Nothing but the lines holding the string "sąrašą" should appear in the answer. Copy them from the entries.

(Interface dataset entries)

=======

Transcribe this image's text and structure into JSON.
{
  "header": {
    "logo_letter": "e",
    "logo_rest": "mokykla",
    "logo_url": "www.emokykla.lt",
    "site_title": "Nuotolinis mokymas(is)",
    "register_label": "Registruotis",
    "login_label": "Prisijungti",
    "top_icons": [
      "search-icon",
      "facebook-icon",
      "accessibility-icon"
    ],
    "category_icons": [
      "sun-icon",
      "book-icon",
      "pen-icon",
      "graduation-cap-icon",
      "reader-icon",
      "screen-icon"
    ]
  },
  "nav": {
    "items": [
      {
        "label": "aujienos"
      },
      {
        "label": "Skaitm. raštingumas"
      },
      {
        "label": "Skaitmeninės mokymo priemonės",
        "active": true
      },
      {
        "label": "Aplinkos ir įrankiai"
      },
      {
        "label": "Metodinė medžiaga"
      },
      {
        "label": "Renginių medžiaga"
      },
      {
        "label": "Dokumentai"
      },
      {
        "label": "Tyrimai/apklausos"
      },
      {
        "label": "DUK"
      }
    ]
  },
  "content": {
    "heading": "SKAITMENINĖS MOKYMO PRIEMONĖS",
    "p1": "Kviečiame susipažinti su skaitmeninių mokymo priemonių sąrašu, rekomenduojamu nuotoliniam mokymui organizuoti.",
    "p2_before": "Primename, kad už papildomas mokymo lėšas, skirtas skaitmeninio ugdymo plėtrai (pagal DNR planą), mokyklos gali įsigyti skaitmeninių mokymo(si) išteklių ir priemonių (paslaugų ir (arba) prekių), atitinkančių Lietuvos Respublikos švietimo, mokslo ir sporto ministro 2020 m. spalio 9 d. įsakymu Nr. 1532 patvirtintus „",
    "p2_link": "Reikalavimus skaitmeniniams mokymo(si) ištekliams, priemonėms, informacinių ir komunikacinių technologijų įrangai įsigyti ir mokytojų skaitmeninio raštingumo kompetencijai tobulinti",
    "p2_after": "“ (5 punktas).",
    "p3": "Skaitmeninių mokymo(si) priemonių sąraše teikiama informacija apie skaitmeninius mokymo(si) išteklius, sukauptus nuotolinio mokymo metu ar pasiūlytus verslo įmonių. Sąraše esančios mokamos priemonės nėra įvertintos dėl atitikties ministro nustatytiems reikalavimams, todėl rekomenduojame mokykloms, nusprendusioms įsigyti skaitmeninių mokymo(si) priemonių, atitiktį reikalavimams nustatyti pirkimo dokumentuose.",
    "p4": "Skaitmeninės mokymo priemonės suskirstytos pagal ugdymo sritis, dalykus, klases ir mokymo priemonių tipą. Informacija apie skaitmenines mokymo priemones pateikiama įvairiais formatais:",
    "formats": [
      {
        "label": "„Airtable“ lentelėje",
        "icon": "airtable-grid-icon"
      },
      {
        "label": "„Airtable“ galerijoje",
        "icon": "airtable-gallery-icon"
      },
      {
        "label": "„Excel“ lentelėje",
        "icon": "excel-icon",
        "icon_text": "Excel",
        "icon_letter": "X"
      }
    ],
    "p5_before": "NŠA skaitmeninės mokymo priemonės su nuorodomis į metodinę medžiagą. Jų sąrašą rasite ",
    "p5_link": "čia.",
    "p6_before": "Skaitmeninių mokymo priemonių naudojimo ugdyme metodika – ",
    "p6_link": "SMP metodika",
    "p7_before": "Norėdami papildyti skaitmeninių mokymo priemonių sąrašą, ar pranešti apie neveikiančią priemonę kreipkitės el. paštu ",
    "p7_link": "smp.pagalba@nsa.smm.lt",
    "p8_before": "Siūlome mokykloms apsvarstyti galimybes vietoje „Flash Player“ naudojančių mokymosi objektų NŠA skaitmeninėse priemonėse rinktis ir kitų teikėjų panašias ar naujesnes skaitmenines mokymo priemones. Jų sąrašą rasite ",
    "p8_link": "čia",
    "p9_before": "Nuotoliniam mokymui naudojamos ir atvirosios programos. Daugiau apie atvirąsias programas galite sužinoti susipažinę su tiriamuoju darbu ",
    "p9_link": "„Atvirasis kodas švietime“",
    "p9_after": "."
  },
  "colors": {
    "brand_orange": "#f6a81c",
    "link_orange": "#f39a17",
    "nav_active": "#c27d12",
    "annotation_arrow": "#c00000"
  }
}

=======

**Solution to this task:**
    "p5_before": "NŠA skaitmeninės mokymo priemonės su nuorodomis į metodinę medžiagą. Jų sąrašą rasite ",
    "p7_before": "Norėdami papildyti skaitmeninių mokymo priemonių sąrašą, ar pranešti apie neveikiančią priemonę kreipkitės el. paštu ",
    "p8_before": "Siūlome mokykloms apsvarstyti galimybes vietoje „Flash Player“ naudojančių mokymosi objektų NŠA skaitmeninėse priemonėse rinktis ir kitų teikėjų panašias ar naujesnes skaitmenines mokymo priemones. Jų sąrašą rasite ",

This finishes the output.